### TASK INSTRUCTIONS:
The answer is all of the data, repeated exactly.

Records from a collection:
***

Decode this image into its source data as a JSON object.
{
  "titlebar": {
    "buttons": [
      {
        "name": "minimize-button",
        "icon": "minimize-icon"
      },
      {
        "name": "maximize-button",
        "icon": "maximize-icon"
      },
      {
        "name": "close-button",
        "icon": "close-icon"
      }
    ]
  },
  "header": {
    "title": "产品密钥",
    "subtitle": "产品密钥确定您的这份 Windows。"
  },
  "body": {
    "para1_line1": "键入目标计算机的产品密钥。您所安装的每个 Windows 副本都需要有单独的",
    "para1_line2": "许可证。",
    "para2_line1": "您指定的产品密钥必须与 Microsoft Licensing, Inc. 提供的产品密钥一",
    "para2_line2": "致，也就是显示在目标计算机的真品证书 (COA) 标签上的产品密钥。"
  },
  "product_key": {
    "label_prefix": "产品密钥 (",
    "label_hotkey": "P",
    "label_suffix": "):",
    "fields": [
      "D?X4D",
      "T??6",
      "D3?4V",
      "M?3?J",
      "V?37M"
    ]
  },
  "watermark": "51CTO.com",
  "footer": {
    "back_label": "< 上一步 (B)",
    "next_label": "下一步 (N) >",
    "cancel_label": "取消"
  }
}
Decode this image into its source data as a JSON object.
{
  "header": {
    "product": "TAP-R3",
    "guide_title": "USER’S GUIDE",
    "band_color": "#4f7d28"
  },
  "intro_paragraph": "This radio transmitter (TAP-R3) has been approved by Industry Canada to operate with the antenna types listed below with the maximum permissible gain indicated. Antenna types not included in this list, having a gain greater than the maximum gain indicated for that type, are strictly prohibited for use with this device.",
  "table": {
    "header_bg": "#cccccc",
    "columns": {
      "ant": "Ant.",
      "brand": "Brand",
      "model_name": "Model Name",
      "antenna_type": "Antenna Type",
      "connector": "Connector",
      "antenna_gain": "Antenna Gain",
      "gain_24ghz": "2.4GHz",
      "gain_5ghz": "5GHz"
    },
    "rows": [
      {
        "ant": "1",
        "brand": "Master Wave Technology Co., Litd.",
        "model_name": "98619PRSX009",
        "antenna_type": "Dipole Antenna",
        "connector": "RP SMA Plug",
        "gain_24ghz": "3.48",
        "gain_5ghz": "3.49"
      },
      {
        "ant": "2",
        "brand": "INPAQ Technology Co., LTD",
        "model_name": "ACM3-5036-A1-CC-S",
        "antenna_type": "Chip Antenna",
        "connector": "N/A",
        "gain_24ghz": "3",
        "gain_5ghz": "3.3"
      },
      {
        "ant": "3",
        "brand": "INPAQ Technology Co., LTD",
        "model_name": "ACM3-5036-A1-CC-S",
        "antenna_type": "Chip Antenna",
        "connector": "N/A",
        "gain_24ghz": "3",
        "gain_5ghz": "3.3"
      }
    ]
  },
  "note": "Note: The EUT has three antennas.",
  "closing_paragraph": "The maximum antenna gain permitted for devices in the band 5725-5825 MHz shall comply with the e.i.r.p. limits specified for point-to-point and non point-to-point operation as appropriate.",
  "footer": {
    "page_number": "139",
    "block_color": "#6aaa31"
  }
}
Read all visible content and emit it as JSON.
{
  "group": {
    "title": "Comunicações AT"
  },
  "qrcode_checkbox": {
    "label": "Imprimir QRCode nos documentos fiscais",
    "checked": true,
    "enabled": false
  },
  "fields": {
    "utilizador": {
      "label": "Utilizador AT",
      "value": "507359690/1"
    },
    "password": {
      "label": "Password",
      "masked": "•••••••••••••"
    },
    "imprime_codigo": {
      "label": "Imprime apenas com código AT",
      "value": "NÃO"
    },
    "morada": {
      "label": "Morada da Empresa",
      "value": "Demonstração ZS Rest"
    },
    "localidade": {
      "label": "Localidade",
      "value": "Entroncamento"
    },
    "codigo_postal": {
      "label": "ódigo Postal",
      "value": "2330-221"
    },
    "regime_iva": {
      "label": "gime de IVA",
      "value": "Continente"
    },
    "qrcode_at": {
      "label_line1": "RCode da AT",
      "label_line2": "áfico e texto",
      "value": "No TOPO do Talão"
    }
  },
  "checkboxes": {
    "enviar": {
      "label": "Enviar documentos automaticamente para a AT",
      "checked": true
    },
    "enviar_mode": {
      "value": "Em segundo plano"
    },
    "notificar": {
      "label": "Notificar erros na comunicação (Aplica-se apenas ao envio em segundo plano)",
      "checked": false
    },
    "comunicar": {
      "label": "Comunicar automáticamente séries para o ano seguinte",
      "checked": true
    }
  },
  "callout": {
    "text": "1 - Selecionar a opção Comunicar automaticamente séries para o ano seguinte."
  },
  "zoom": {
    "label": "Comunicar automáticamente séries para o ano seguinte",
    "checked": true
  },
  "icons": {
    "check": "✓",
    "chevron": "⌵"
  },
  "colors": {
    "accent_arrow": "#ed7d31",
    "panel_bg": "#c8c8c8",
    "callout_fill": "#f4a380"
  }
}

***

### EXERCISE RESPONSE:
Decode this image into its source data as a JSON object.
{
  "titlebar": {
    "buttons": [
      {
        "name": "minimize-button",
        "icon": "minimize-icon"
      },
      {
        "name": "maximize-button",
        "icon": "maximize-icon"
      },
      {
        "name": "close-button",
        "icon": "close-icon"
      }
    ]
  },
  "header": {
    "title": "产品密钥",
    "subtitle": "产品密钥确定您的这份 Windows。"
  },
  "body": {
    "para1_line1": "键入目标计算机的产品密钥。您所安装的每个 Windows 副本都需要有单独的",
    "para1_line2": "许可证。",
    "para2_line1": "您指定的产品密钥必须与 Microsoft Licensing, Inc. 提供的产品密钥一",
    "para2_line2": "致，也就是显示在目标计算机的真品证书 (COA) 标签上的产品密钥。"
  },
  "product_key": {
    "label_prefix": "产品密钥 (",
    "label_hotkey": "P",
    "label_suffix": "):",
    "fields": [
      "D?X4D",
      "T??6",
      "D3?4V",
      "M?3?J",
      "V?37M"
    ]
  },
  "watermark": "51CTO.com",
  "footer": {
    "back_label": "< 上一步 (B)",
    "next_label": "下一步 (N) >",
    "cancel_label": "取消"
  }
}
Decode this image into its source data as a JSON object.
{
  "header": {
    "product": "TAP-R3",
    "guide_title": "USER’S GUIDE",
    "band_color": "#4f7d28"
  },
  "intro_paragraph": "This radio transmitter (TAP-R3) has been approved by Industry Canada to operate with the antenna types listed below with the maximum permissible gain indicated. Antenna types not included in this list, having a gain greater than the maximum gain indicated for that type, are strictly prohibited for use with this device.",
  "table": {
    "header_bg": "#cccccc",
    "columns": {
      "ant": "Ant.",
      "brand": "Brand",
      "model_name": "Model Name",
      "antenna_type": "Antenna Type",
      "connector": "Connector",
      "antenna_gain": "Antenna Gain",
      "gain_24ghz": "2.4GHz",
      "gain_5ghz": "5GHz"
    },
    "rows": [
      {
        "ant": "1",
        "brand": "Master Wave Technology Co., Litd.",
        "model_name": "98619PRSX009",
        "antenna_type": "Dipole Antenna",
        "connector": "RP SMA Plug",
        "gain_24ghz": "3.48",
        "gain_5ghz": "3.49"
      },
      {
        "ant": "2",
        "brand": "INPAQ Technology Co., LTD",
        "model_name": "ACM3-5036-A1-CC-S",
        "antenna_type": "Chip Antenna",
        "connector": "N/A",
        "gain_24ghz": "3",
        "gain_5ghz": "3.3"
      },
      {
        "ant": "3",
        "brand": "INPAQ Technology Co., LTD",
        "model_name": "ACM3-5036-A1-CC-S",
        "antenna_type": "Chip Antenna",
        "connector": "N/A",
        "gain_24ghz": "3",
        "gain_5ghz": "3.3"
      }
    ]
  },
  "note": "Note: The EUT has three antennas.",
  "closing_paragraph": "The maximum antenna gain permitted for devices in the band 5725-5825 MHz shall comply with the e.i.r.p. limits specified for point-to-point and non point-to-point operation as appropriate.",
  "footer": {
    "page_number": "139",
    "block_color": "#6aaa31"
  }
}
Read all visible content and emit it as JSON.
{
  "group": {
    "title": "Comunicações AT"
  },
  "qrcode_checkbox": {
    "label": "Imprimir QRCode nos documentos fiscais",
    "checked": true,
    "enabled": false
  },
  "fields": {
    "utilizador": {
      "label": "Utilizador AT",
      "value": "507359690/1"
    },
    "password": {
      "label": "Password",
      "masked": "•••••••••••••"
    },
    "imprime_codigo": {
      "label": "Imprime apenas com código AT",
      "value": "NÃO"
    },
    "morada": {
      "label": "Morada da Empresa",
      "value": "Demonstração ZS Rest"
    },
    "localidade": {
      "label": "Localidade",
      "value": "Entroncamento"
    },
    "codigo_postal": {
      "label": "ódigo Postal",
      "value": "2330-221"
    },
    "regime_iva": {
      "label": "gime de IVA",
      "value": "Continente"
    },
    "qrcode_at": {
      "label_line1": "RCode da AT",
      "label_line2": "áfico e texto",
      "value": "No TOPO do Talão"
    }
  },
  "checkboxes": {
    "enviar": {
      "label": "Enviar documentos automaticamente para a AT",
      "checked": true
    },
    "enviar_mode": {
      "value": "Em segundo plano"
    },
    "notificar": {
      "label": "Notificar erros na comunicação (Aplica-se apenas ao envio em segundo plano)",
      "checked": false
    },
    "comunicar": {
      "label": "Comunicar automáticamente séries para o ano seguinte",
      "checked": true
    }
  },
  "callout": {
    "text": "1 - Selecionar a opção Comunicar automaticamente séries para o ano seguinte."
  },
  "zoom": {
    "label": "Comunicar automáticamente séries para o ano seguinte",
    "checked": true
  },
  "icons": {
    "check": "✓",
    "chevron": "⌵"
  },
  "colors": {
    "accent_arrow": "#ed7d31",
    "panel_bg": "#c8c8c8",
    "callout_fill": "#f4a380"
  }
}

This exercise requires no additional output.